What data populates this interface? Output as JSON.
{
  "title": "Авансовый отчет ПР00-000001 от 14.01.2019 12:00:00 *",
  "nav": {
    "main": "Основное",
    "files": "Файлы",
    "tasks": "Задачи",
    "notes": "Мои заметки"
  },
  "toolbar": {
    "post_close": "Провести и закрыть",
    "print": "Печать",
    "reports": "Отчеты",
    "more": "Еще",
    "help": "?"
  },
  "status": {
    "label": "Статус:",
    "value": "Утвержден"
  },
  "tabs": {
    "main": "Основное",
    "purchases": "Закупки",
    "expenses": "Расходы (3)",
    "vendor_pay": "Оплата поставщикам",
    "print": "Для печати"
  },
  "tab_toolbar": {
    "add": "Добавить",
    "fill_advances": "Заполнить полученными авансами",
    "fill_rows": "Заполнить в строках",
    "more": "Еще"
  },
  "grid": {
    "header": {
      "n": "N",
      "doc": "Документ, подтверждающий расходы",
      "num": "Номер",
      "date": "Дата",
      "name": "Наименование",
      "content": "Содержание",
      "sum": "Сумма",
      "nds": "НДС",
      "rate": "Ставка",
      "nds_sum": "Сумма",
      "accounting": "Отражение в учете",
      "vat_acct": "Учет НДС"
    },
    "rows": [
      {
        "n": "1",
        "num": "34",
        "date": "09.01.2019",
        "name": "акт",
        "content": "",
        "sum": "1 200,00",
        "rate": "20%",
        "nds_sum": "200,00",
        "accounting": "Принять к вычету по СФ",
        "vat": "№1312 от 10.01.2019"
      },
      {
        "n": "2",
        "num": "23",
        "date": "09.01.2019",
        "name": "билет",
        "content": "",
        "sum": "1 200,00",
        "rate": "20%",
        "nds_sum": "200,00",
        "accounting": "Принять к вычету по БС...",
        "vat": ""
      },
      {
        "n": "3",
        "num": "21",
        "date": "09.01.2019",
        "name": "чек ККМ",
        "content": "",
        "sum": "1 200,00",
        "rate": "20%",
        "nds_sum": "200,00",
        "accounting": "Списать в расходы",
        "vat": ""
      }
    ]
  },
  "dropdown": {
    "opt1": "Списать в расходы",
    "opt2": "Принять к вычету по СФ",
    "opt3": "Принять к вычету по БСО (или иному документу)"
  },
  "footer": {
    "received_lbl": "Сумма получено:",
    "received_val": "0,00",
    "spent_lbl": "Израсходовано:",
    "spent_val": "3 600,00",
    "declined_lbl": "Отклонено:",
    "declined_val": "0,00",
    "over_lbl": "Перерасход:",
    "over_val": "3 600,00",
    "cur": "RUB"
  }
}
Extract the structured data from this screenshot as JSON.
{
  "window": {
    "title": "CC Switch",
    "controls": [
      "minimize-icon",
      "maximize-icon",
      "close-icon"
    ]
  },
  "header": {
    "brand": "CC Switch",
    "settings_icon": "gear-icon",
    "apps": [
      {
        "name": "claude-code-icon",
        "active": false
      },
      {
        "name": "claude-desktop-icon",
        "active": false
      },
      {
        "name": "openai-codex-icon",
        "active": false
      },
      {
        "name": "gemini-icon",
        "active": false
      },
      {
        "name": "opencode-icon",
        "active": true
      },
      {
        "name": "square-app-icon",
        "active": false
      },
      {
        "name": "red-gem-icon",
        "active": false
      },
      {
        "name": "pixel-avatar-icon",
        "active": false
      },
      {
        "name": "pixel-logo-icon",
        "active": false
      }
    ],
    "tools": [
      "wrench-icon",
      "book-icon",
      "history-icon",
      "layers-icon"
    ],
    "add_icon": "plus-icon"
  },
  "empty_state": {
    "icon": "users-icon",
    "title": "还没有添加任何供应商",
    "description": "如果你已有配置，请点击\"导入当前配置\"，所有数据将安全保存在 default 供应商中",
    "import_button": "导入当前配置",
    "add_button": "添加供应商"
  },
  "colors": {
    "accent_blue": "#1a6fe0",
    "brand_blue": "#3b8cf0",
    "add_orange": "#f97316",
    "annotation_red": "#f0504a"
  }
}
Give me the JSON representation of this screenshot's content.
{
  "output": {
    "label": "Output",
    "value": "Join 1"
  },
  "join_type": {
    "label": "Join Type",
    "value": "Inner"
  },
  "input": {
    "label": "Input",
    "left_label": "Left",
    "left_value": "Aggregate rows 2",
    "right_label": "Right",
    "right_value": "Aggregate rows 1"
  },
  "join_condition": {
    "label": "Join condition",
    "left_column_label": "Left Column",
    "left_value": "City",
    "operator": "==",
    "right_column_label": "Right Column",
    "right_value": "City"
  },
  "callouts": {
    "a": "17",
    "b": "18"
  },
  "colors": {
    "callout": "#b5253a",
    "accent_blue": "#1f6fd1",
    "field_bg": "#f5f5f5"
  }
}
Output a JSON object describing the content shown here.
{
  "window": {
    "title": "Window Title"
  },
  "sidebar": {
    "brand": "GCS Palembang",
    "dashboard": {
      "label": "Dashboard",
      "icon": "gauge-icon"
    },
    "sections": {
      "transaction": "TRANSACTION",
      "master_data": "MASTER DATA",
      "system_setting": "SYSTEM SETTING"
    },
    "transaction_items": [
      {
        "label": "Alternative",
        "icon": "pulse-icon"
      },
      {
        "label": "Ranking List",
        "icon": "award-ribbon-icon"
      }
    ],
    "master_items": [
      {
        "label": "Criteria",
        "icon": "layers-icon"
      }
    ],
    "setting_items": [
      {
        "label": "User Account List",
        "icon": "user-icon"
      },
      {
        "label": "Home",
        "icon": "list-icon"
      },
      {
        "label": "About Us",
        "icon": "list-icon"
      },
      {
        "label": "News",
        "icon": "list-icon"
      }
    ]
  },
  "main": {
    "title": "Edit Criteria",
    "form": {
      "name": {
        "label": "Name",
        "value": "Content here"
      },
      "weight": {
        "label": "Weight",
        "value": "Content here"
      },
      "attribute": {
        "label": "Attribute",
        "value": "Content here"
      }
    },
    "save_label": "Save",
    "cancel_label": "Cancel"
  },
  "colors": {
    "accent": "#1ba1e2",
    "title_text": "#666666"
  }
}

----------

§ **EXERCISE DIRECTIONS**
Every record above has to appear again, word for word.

§ **RESULT OF THIS EXERCISE**
What data populates this interface? Output as JSON.
{
  "title": "Авансовый отчет ПР00-000001 от 14.01.2019 12:00:00 *",
  "nav": {
    "main": "Основное",
    "files": "Файлы",
    "tasks": "Задачи",
    "notes": "Мои заметки"
  },
  "toolbar": {
    "post_close": "Провести и закрыть",
    "print": "Печать",
    "reports": "Отчеты",
    "more": "Еще",
    "help": "?"
  },
  "status": {
    "label": "Статус:",
    "value": "Утвержден"
  },
  "tabs": {
    "main": "Основное",
    "purchases": "Закупки",
    "expenses": "Расходы (3)",
    "vendor_pay": "Оплата поставщикам",
    "print": "Для печати"
  },
  "tab_toolbar": {
    "add": "Добавить",
    "fill_advances": "Заполнить полученными авансами",
    "fill_rows": "Заполнить в строках",
    "more": "Еще"
  },
  "grid": {
    "header": {
      "n": "N",
      "doc": "Документ, подтверждающий расходы",
      "num": "Номер",
      "date": "Дата",
      "name": "Наименование",
      "content": "Содержание",
      "sum": "Сумма",
      "nds": "НДС",
      "rate": "Ставка",
      "nds_sum": "Сумма",
      "accounting": "Отражение в учете",
      "vat_acct": "Учет НДС"
    },
    "rows": [
      {
        "n": "1",
        "num": "34",
        "date": "09.01.2019",
        "name": "акт",
        "content": "",
        "sum": "1 200,00",
        "rate": "20%",
        "nds_sum": "200,00",
        "accounting": "Принять к вычету по СФ",
        "vat": "№1312 от 10.01.2019"
      },
      {
        "n": "2",
        "num": "23",
        "date": "09.01.2019",
        "name": "билет",
        "content": "",
        "sum": "1 200,00",
        "rate": "20%",
        "nds_sum": "200,00",
        "accounting": "Принять к вычету по БС...",
        "vat": ""
      },
      {
        "n": "3",
        "num": "21",
        "date": "09.01.2019",
        "name": "чек ККМ",
        "content": "",
        "sum": "1 200,00",
        "rate": "20%",
        "nds_sum": "200,00",
        "accounting": "Списать в расходы",
        "vat": ""
      }
    ]
  },
  "dropdown": {
    "opt1": "Списать в расходы",
    "opt2": "Принять к вычету по СФ",
    "opt3": "Принять к вычету по БСО (или иному документу)"
  },
  "footer": {
    "received_lbl": "Сумма получено:",
    "received_val": "0,00",
    "spent_lbl": "Израсходовано:",
    "spent_val": "3 600,00",
    "declined_lbl": "Отклонено:",
    "declined_val": "0,00",
    "over_lbl": "Перерасход:",
    "over_val": "3 600,00",
    "cur": "RUB"
  }
}
Extract the structured data from this screenshot as JSON.
{
  "window": {
    "title": "CC Switch",
    "controls": [
      "minimize-icon",
      "maximize-icon",
      "close-icon"
    ]
  },
  "header": {
    "brand": "CC Switch",
    "settings_icon": "gear-icon",
    "apps": [
      {
        "name": "claude-code-icon",
        "active": false
      },
      {
        "name": "claude-desktop-icon",
        "active": false
      },
      {
        "name": "openai-codex-icon",
        "active": false
      },
      {
        "name": "gemini-icon",
        "active": false
      },
      {
        "name": "opencode-icon",
        "active": true
      },
      {
        "name": "square-app-icon",
        "active": false
      },
      {
        "name": "red-gem-icon",
        "active": false
      },
      {
        "name": "pixel-avatar-icon",
        "active": false
      },
      {
        "name": "pixel-logo-icon",
        "active": false
      }
    ],
    "tools": [
      "wrench-icon",
      "book-icon",
      "history-icon",
      "layers-icon"
    ],
    "add_icon": "plus-icon"
  },
  "empty_state": {
    "icon": "users-icon",
    "title": "还没有添加任何供应商",
    "description": "如果你已有配置，请点击\"导入当前配置\"，所有数据将安全保存在 default 供应商中",
    "import_button": "导入当前配置",
    "add_button": "添加供应商"
  },
  "colors": {
    "accent_blue": "#1a6fe0",
    "brand_blue": "#3b8cf0",
    "add_orange": "#f97316",
    "annotation_red": "#f0504a"
  }
}
Give me the JSON representation of this screenshot's content.
{
  "output": {
    "label": "Output",
    "value": "Join 1"
  },
  "join_type": {
    "label": "Join Type",
    "value": "Inner"
  },
  "input": {
    "label": "Input",
    "left_label": "Left",
    "left_value": "Aggregate rows 2",
    "right_label": "Right",
    "right_value": "Aggregate rows 1"
  },
  "join_condition": {
    "label": "Join condition",
    "left_column_label": "Left Column",
    "left_value": "City",
    "operator": "==",
    "right_column_label": "Right Column",
    "right_value": "City"
  },
  "callouts": {
    "a": "17",
    "b": "18"
  },
  "colors": {
    "callout": "#b5253a",
    "accent_blue": "#1f6fd1",
    "field_bg": "#f5f5f5"
  }
}
Output a JSON object describing the content shown here.
{
  "window": {
    "title": "Window Title"
  },
  "sidebar": {
    "brand": "GCS Palembang",
    "dashboard": {
      "label": "Dashboard",
      "icon": "gauge-icon"
    },
    "sections": {
      "transaction": "TRANSACTION",
      "master_data": "MASTER DATA",
      "system_setting": "SYSTEM SETTING"
    },
    "transaction_items": [
      {
        "label": "Alternative",
        "icon": "pulse-icon"
      },
      {
        "label": "Ranking List",
        "icon": "award-ribbon-icon"
      }
    ],
    "master_items": [
      {
        "label": "Criteria",
        "icon": "layers-icon"
      }
    ],
    "setting_items": [
      {
        "label": "User Account List",
        "icon": "user-icon"
      },
      {
        "label": "Home",
        "icon": "list-icon"
      },
      {
        "label": "About Us",
        "icon": "list-icon"
      },
      {
        "label": "News",
        "icon": "list-icon"
      }
    ]
  },
  "main": {
    "title": "Edit Criteria",
    "form": {
      "name": {
        "label": "Name",
        "value": "Content here"
      },
      "weight": {
        "label": "Weight",
        "value": "Content here"
      },
      "attribute": {
        "label": "Attribute",
        "value": "Content here"
      }
    },
    "save_label": "Save",
    "cancel_label": "Cancel"
  },
  "colors": {
    "accent": "#1ba1e2",
    "title_text": "#666666"
  }
}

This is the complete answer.